?

Log in

No account? Create an account

June 2019

S M T W T F S
      1
2345678
9101112131415
16171819202122
23242526272829
30      

Tags

Powered by LiveJournal.com

January 3rd, 2012

A Rootlocked Industry

I just heard this morning that the ASUS Transformer Prime will be shipped with a locked bootloader. I wanted to spit; that machine was (until a few hours ago) at the top of my tablet prospects list. Then, about twenty minutes ago, I found the update: ASUS, having felt the Gates of Hell open upon its head for the last four days, decided that it will ship a bootloader unlocker for the product--though at the cost of your warranty.

This topic will be the tech issue of 2012: Whether or not our industry has a rootlocked future.

We've had hints about this for some time. I originally wrote off the fact that Android could not access the Xoom's card slot as some weird failure at Motorola. Then I found that this was only true in the US. Europeans, once they got the Xoom, found full access to the slot. Only where the Xoom was a "Google Experience Device" was the card slot out of reach. So it wasn't Motorola at all. It was Google declaring war on sideloading, lest sideloading thin out their revenue stream from various Google cloud services.

Looking around at promising tablets, it's a rare one now that isn't rootlocked. I evaluated and turned down the Nook Tablet for that reason. (The original Nook Color is still what I consider an open system--though for how long no one knows.) The Xoom 2/XYBoard no longer has a card slot. (Rounded corners are not enough to make me pull the plastic out.)

Put as simply as possible, all of the major vendors want to make the handheld market basically what the TV market is today: A completely locked end-to-end pipeline that guards content from server to screen. ASUS was very clear about that: They had to lock the TP's bootloader to get Google to allow Google video rentals to operate on the machine. Motorola hasn't confirmed it, but I'm sure it was the same for the original Xoom. Calling it "video rental" is a misnomer. It's really pay-per-view, which Big Content has wanted to do for many years. The PC market evolved in too open a fashion to make that possible. The tablet market, by contrast, seems to be jumping right into their pockets.

Part of this is the idiotic "give away the razor, sell the blades" business model. Tablets are often cheaper than they would otherwise be, because their vendors expect to make money on content, with content subsidizing the device cost to the end user. People now expect a tablet to cost no more than a certain amount, and so getting a truly open tablet (without a locked content stream) on the market at a competitive price is far more difficult.

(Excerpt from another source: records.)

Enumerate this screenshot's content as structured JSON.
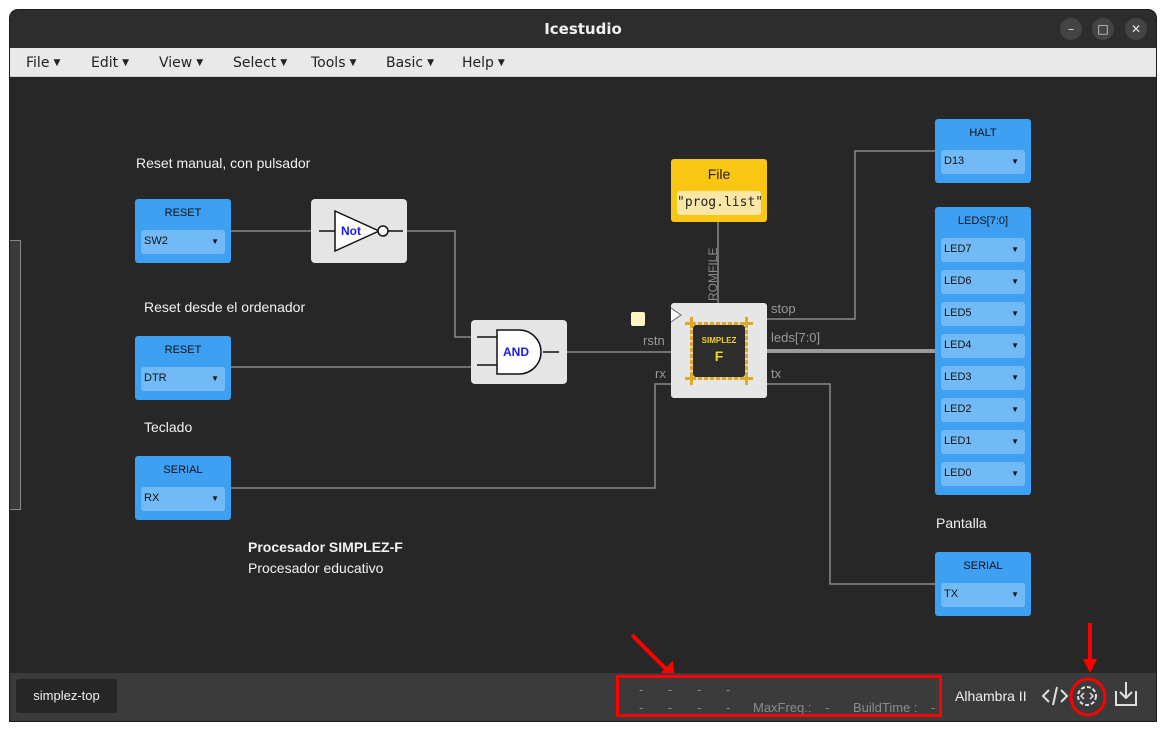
{
  "window": {
    "title": "Icestudio",
    "minimize": "–",
    "maximize": "□",
    "close": "✕"
  },
  "menu": [
    {
      "label": "File"
    },
    {
      "label": "Edit"
    },
    {
      "label": "View"
    },
    {
      "label": "Select"
    },
    {
      "label": "Tools"
    },
    {
      "label": "Basic"
    },
    {
      "label": "Help"
    }
  ],
  "canvas": {
    "comments": {
      "reset_manual": "Reset manual, con pulsador",
      "reset_pc": "Reset desde el ordenador",
      "keyboard": "Teclado",
      "screen": "Pantalla",
      "proc_title": "Procesador SIMPLEZ-F",
      "proc_desc": "Procesador educativo"
    },
    "inputs": [
      {
        "name": "RESET",
        "pin": "SW2"
      },
      {
        "name": "RESET",
        "pin": "DTR"
      },
      {
        "name": "SERIAL",
        "pin": "RX"
      }
    ],
    "gates": {
      "not": "Not",
      "and": "AND"
    },
    "file": {
      "title": "File",
      "value": "\"prog.list\""
    },
    "chip": {
      "line1": "SIMPLEZ",
      "line2": "F",
      "romfile": "ROMFILE",
      "ports": {
        "rstn": "rstn",
        "rx": "rx",
        "stop": "stop",
        "leds": "leds[7:0]",
        "tx": "tx"
      }
    },
    "outputs": {
      "halt": {
        "name": "HALT",
        "pin": "D13"
      },
      "leds": {
        "name": "LEDS[7:0]",
        "pins": [
          "LED7",
          "LED6",
          "LED5",
          "LED4",
          "LED3",
          "LED2",
          "LED1",
          "LED0"
        ]
      },
      "serial": {
        "name": "SERIAL",
        "pin": "TX"
      }
    }
  },
  "footer": {
    "tab": "simplez-top",
    "status_row1": [
      "-",
      "-",
      "-",
      "-"
    ],
    "status_row2": [
      "-",
      "-",
      "-",
      "-"
    ],
    "maxfreq_label": "MaxFreq.:",
    "maxfreq_value": "-",
    "buildtime_label": "BuildTime :",
    "buildtime_value": "-",
    "board": "Alhambra II",
    "icons": [
      "code-icon",
      "settings-code-icon",
      "upload-icon"
    ]
  },
  "colors": {
    "block_blue": "#3ea0f2",
    "file_yellow": "#f8c714",
    "annotation_red": "#ff0000"
  }
}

Side comment: Yes, I am an anomaly. I see two or three movies a year (at the theater) and do not watch TV at all. I do read a lot of books, and I'm certainly willing to pay for them, but I do not buy as many as I might if I were more sure that they would not simply evaporate on me someday, due to a corporate bankruptcy or some kind of patent or IP rights battle that doesn't involve me. If an ebook costs more or less the same as a hardcover, I buy the hardcover. It's unclear how prevalent my attitude is, but I'm sure it's prevalent enough to depress digital revenues significantly.

I've already mentioned that Android isn't an OS in the same sense that Windows is. Vendors and carriers can make mods to Android that basically fork the open-source base and turn it into separate OS species that are more "Android compatible" than anything like a single OS. Android isn't a GPL product. It uses the Apache 2.0 license, which does not compel vendors to release changes back into the community. So Android is a hybrid of open and closed technology that makes the sealed content pipeline possible. (Otherwise, the community would just edit out what it didn't like and recompile the OS.)

2012 will be an interesting year. The top vendors like Apple, Motorola, and Samsung have enough market share to get away with this. Smaller vendors like ASUS (and down from there) do not. My hope is that we will see smaller vendors offer truly open high-quality Android tablets that do everything but offer pay-per-view content, and are capable of booting into other versions of the OS, or another OS entirely. I'd pay more for such a tablet. A year from now we may know. Stay tuned.